Indonesia, the second country on the list, was added because of a Human Rights Watch report that showed women who wished to join the nation’s police must undergo “virginity tests.” The tests have reportedly included a “two-finger test” to determine if female police applicants’ hymens have been broken. This is not only degrading to women but also shows a profound misunderstanding of female anatomy.
El Salvador also makes list because of the country’s anti-abortion law. We’re not talking about the anti-abortion laws in America that outlaw late-term or partial birth abortions, we’re talking about abortion laws that are illegal under all circumstances — even rape, incest and the life of the mother.
Next on the list is Saudi Arabia, a country that prohibits women from driving, voting or even leaving their house without a male guardian.
So, that’s four countries with laws and people in charge who have serious issues with women — some of whom don’t seem believe women are human beings, let alone equal to men.

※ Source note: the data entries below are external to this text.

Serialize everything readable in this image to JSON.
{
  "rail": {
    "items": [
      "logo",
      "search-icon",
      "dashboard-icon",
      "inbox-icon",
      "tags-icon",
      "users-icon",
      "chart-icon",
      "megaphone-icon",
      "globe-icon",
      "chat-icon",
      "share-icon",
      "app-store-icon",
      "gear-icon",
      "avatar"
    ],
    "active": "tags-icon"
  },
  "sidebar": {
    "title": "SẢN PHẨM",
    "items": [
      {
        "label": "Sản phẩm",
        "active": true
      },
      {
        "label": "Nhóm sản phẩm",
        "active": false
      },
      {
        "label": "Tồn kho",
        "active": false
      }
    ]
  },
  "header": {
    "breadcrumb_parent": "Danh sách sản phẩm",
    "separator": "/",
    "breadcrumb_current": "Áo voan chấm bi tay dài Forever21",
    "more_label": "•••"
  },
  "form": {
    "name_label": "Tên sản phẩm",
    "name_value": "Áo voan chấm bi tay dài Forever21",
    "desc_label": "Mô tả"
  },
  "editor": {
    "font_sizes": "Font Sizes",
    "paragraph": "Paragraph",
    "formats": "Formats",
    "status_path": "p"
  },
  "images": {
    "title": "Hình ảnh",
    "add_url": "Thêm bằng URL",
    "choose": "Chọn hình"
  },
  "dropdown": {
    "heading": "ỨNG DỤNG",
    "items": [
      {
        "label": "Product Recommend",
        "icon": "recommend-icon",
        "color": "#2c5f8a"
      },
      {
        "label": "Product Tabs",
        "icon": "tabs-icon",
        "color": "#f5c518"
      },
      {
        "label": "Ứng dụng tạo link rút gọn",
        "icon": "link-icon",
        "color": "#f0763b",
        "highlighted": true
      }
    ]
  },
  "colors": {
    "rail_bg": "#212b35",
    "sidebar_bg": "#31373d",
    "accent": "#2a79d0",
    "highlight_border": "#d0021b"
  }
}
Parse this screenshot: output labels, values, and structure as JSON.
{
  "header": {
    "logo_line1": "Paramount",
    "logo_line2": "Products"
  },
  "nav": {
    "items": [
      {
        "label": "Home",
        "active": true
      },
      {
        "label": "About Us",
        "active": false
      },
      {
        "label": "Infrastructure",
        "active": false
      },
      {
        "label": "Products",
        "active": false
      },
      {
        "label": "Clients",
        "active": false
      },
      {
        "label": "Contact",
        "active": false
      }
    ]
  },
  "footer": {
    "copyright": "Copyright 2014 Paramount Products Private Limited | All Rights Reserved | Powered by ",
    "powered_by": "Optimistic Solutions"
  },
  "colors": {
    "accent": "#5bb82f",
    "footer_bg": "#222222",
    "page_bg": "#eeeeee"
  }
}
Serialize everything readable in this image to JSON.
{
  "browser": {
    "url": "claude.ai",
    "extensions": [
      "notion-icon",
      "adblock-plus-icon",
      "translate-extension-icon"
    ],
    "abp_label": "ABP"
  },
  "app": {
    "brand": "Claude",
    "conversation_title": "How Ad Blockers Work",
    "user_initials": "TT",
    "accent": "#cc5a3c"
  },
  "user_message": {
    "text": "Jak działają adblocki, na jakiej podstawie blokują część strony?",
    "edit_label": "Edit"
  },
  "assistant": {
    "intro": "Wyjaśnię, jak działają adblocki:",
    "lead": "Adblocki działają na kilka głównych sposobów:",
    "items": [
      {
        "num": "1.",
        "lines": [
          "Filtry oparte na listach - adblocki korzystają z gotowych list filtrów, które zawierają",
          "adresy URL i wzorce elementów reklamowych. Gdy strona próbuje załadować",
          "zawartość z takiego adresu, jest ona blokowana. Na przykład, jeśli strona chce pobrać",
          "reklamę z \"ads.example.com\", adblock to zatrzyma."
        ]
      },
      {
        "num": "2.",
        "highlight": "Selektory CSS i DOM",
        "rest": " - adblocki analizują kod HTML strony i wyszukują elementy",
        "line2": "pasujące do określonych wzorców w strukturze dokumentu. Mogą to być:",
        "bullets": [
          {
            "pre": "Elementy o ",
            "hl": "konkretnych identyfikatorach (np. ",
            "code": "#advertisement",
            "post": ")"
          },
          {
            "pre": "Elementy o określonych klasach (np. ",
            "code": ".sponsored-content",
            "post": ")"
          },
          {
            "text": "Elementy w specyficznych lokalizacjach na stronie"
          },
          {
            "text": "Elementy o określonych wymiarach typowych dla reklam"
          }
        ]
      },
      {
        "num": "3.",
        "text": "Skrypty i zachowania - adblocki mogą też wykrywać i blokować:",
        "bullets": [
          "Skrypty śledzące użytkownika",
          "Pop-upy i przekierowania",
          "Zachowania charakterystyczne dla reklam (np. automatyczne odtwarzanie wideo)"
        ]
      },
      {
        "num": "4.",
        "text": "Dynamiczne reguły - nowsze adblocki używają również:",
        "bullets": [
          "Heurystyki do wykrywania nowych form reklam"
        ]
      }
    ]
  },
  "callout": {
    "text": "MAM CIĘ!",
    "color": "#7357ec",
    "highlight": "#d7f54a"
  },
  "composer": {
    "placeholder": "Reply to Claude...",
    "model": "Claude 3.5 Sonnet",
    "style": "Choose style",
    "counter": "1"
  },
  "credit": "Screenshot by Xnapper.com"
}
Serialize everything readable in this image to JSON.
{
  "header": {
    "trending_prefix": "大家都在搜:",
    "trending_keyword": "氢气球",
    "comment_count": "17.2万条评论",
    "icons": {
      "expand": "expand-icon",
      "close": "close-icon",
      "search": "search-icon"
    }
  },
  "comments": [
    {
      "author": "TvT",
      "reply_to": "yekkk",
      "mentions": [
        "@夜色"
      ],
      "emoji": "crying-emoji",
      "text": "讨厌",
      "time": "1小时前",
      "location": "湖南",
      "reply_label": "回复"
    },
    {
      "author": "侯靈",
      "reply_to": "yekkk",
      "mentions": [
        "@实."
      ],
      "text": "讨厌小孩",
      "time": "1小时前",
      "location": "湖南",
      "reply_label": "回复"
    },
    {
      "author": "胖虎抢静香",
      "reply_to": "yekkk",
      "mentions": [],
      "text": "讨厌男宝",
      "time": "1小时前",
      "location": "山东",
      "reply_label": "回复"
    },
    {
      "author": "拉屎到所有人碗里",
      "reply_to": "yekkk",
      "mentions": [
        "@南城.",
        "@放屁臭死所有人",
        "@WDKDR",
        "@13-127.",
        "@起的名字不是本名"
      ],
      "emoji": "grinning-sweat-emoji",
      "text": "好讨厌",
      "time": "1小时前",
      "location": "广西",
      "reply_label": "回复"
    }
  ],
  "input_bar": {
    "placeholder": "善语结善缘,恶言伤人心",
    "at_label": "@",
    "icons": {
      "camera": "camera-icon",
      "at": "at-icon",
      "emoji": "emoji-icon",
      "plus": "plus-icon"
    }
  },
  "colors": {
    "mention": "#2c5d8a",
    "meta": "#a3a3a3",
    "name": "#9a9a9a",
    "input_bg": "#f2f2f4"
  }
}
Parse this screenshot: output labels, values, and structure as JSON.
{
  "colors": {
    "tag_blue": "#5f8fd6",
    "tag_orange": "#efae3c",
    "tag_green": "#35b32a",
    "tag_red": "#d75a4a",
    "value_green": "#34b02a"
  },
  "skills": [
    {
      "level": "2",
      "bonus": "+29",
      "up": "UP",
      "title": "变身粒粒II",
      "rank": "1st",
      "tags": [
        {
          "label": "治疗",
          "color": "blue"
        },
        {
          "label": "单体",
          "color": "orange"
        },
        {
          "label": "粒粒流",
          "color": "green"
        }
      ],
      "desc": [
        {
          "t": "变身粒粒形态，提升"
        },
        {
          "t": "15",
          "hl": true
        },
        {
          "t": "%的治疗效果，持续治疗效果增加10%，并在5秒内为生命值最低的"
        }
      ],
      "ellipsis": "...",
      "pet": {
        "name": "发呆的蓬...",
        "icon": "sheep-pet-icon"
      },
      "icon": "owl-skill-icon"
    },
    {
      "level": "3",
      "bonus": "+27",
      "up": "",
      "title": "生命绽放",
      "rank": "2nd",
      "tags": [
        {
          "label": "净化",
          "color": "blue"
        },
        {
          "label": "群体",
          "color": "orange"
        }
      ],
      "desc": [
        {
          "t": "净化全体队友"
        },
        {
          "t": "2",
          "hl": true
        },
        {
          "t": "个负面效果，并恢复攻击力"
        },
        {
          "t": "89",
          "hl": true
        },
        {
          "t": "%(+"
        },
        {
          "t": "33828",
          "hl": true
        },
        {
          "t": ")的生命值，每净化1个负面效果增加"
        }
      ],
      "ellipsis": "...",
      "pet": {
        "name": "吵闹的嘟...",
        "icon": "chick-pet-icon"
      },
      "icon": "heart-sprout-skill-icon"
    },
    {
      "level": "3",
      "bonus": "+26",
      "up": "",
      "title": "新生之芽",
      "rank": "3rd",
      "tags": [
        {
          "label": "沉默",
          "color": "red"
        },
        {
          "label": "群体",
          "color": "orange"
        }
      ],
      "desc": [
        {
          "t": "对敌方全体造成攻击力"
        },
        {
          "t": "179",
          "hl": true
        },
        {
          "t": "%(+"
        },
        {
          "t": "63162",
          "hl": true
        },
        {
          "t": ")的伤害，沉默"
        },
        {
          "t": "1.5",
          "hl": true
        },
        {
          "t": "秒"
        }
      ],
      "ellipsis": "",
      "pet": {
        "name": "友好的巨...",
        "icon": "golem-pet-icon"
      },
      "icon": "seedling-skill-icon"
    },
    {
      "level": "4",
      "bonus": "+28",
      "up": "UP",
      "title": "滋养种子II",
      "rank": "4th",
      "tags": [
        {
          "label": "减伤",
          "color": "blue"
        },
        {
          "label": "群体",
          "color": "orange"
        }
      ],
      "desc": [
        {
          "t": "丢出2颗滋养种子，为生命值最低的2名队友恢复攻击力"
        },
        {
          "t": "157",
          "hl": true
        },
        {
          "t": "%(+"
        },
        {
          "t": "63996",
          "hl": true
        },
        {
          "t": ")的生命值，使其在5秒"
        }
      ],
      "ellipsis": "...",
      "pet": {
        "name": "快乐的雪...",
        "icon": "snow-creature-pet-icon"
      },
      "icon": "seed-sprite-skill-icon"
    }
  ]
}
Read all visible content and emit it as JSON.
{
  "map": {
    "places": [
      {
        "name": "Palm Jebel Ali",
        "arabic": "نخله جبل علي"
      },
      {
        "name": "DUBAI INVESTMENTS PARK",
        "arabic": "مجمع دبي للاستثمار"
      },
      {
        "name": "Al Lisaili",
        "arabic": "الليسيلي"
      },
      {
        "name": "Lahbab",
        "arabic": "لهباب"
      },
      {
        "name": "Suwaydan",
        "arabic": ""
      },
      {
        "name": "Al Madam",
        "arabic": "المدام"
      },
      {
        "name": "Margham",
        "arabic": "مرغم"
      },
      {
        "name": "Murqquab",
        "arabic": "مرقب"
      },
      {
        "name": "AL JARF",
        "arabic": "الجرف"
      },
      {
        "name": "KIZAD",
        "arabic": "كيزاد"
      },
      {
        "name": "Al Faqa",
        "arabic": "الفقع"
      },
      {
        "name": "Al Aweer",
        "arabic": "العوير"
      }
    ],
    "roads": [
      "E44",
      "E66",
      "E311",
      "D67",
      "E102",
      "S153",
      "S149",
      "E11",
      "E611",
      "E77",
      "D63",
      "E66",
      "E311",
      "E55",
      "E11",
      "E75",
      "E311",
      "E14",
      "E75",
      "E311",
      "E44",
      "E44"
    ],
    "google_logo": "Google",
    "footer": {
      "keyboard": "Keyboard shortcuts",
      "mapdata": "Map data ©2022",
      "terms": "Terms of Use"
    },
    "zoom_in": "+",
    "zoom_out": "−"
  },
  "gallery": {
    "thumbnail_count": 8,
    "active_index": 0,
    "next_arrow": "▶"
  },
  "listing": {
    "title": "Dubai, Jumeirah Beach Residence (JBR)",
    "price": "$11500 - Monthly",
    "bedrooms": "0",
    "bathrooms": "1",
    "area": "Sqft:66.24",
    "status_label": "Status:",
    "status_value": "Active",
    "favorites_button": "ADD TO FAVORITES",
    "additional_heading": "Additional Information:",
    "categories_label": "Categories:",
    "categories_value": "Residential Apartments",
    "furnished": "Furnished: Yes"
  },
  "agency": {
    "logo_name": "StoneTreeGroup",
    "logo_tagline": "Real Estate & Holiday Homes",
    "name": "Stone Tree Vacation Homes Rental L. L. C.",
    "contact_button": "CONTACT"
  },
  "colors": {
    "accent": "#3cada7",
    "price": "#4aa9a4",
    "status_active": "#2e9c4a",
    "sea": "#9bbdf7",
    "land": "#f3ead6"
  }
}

And then there’s Utah. Somehow, Utah ends up in the same category as Saudi Arabia.
The reason? Women in the Beehive State earn less than men by a wider gap than the other 49 U.S. states. Citing the Global Gender Gap Index — which lists the U.S. as 20th out of 142 countries in terms of gender parity — the Post piece makes its case that Utah is horrible for women. Ceaser also cited a lack of women in government as more evidence.
Keep in mind that Utah has no laws dictating that women earn less than men or are not allowed to serve in government. It has no laws that tell women they must be virgins to take state jobs. Women in Utah are free to work if they choose, to drive if they choose, to vote if they choose and to serve in public office if they choose. Nothing is stopping them from doing so.
Further, as for the pay gap, we know (and the White House knows, despite continually saying otherwise) that the overall gender pay gap in the U.S. is almost entirely due to the choices women make in their careers and their lives. Utah has the highest percentage of traditional families in the country (two parents and children), according to 2012 Census data analyzed by the Salt Lake Tribune.
Utahns also have the largest-sized families in America, according to the 2010 Census. So it might not be that women are paid less than men because of discrimination, but perhaps because more women choose to stay home to raise children or take time off to care for children.
There’s no indication in Ceaser’s piece or anywhere else that Utah is the Saudi Arabia of the U.S.
Note: The U.S. is 20th out of 142 countries on the Global Gender Gap Index. Turkey is 125th, Indonesia is 97th, El Salvador is 84th and Saudi Arabia is 130th. There are over 100 other countries Ceaser could have chosen to highlight as being bad for women, but they chose Utah. I’ll let you decide what their reason was.
http://en.shafaqna.com/wp-content/uploads/2018/02/new-logo-s-2.png00adminhttp://en.shafaqna.com/wp-content/uploads/2018/02/new-logo-s-2.pngadmin2014-12-03 21:30:252014-12-03 21:30:25Is Utah as bad for women as Saudi Arabia?